But this sort of thing goes on all the time, and English-speakers seem particularly susceptible to it. English, with its definite and indefinite articles, which, unlike other languages, convey semantic rather than grammatical distinctions, makes it a grammatical requirement to classify things. In Chinese or Russian, you can only say the equivalent of “president of bank”; in German you can say ”Bank-Präsident”; while in English you might say “a president of the bank” or “the president of a bank”, in each case picking out one or more members out of one or more classes. It is commonly believed that different languages do not set limits on what thoughts their speakers can entertain, but they certainly do set limits on what thoughts their speakers can refuse to entertain, and English-speakers cannot refuse to entertain thoughts about the class membership of the objects they wish to discuss. I believe that this may help explain the appalling level of objective violence and the horrific level of social stratification and inequality that can be observed in most English-speaking societies.
And so I am quite happy that Albert's plot produced such great discomfort; maybe there is some hope for us English-victims after all... I certainly have resented the classification “Orlov is a collapsitarian” (whatever that means) with which some fool writing for Mother Jones once tried to pin me down.
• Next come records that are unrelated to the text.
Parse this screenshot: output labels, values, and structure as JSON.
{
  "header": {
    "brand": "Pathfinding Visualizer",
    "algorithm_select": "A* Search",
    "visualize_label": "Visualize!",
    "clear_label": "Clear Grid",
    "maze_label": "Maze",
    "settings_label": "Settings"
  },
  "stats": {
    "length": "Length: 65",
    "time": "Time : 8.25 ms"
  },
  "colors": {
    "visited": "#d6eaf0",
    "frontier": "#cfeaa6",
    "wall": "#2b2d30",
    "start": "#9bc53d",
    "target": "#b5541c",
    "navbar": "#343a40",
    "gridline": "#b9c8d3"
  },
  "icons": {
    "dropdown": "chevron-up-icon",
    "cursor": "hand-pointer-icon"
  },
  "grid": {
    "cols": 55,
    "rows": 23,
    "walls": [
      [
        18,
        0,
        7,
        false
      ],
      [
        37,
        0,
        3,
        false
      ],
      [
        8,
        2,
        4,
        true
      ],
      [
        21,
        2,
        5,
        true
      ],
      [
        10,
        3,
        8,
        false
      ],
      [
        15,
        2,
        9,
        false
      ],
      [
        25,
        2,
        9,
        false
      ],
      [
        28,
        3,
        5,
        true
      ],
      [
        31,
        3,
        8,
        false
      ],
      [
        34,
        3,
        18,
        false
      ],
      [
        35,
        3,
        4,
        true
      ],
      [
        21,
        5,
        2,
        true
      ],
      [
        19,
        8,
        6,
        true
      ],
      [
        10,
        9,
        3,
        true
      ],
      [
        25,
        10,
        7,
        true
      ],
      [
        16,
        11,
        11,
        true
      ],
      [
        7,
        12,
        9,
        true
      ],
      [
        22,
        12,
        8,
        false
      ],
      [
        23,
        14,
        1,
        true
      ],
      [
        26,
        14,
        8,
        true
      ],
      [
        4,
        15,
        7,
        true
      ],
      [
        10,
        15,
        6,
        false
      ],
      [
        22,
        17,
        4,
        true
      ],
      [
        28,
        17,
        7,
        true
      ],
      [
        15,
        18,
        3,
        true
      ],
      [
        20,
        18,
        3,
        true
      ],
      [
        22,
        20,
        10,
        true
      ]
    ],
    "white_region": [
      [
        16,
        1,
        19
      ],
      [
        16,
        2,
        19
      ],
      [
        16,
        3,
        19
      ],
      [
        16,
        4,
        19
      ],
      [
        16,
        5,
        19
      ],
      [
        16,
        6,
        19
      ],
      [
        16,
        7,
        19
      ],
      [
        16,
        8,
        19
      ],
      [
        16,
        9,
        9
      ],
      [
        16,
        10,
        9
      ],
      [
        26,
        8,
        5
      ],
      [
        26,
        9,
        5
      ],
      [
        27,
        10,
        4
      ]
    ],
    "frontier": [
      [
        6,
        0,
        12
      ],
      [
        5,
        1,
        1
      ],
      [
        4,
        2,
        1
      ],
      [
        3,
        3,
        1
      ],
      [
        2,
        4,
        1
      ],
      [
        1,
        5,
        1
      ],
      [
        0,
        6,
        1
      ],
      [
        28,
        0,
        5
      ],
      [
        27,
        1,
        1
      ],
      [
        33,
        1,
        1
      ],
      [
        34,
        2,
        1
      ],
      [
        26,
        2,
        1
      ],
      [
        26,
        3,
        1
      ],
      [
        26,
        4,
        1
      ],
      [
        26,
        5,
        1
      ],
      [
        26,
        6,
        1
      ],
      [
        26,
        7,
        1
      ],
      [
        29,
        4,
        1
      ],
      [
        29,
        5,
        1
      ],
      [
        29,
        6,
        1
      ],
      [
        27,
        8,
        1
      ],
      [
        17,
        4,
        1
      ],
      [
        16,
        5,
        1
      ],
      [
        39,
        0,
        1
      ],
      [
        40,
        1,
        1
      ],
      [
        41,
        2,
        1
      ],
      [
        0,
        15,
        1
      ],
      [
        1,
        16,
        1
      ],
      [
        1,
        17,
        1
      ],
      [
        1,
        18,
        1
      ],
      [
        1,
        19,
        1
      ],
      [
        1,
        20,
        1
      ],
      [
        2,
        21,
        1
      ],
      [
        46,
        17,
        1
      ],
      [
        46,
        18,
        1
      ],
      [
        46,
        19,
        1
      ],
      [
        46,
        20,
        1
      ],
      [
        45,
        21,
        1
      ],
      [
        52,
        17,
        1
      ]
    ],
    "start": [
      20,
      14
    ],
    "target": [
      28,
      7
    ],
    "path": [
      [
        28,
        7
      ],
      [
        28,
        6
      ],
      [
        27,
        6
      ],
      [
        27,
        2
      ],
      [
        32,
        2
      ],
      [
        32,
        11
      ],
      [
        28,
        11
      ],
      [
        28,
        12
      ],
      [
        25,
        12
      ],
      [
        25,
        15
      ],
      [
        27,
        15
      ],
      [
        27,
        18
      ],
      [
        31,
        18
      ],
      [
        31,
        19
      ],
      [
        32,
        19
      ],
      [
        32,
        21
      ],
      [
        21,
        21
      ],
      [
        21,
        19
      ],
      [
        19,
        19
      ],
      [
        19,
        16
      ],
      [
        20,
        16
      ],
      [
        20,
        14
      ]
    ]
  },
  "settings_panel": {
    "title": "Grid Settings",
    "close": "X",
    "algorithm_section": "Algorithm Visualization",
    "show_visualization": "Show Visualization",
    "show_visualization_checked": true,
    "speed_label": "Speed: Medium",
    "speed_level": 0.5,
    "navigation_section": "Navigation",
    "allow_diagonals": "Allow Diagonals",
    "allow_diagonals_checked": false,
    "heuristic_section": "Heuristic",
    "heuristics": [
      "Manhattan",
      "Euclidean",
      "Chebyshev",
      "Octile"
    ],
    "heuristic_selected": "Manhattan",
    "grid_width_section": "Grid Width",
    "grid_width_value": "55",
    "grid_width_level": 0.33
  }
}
I defy efforts to classify me. I suppose this puts me somewhere on the defiance spectrum, but I can't tell you how high or I'd be openly defiant, i.e., I'd be a fool. Maybe you can do even better. This is one parameter in which some one-upmanship might be called for. How defiant are you?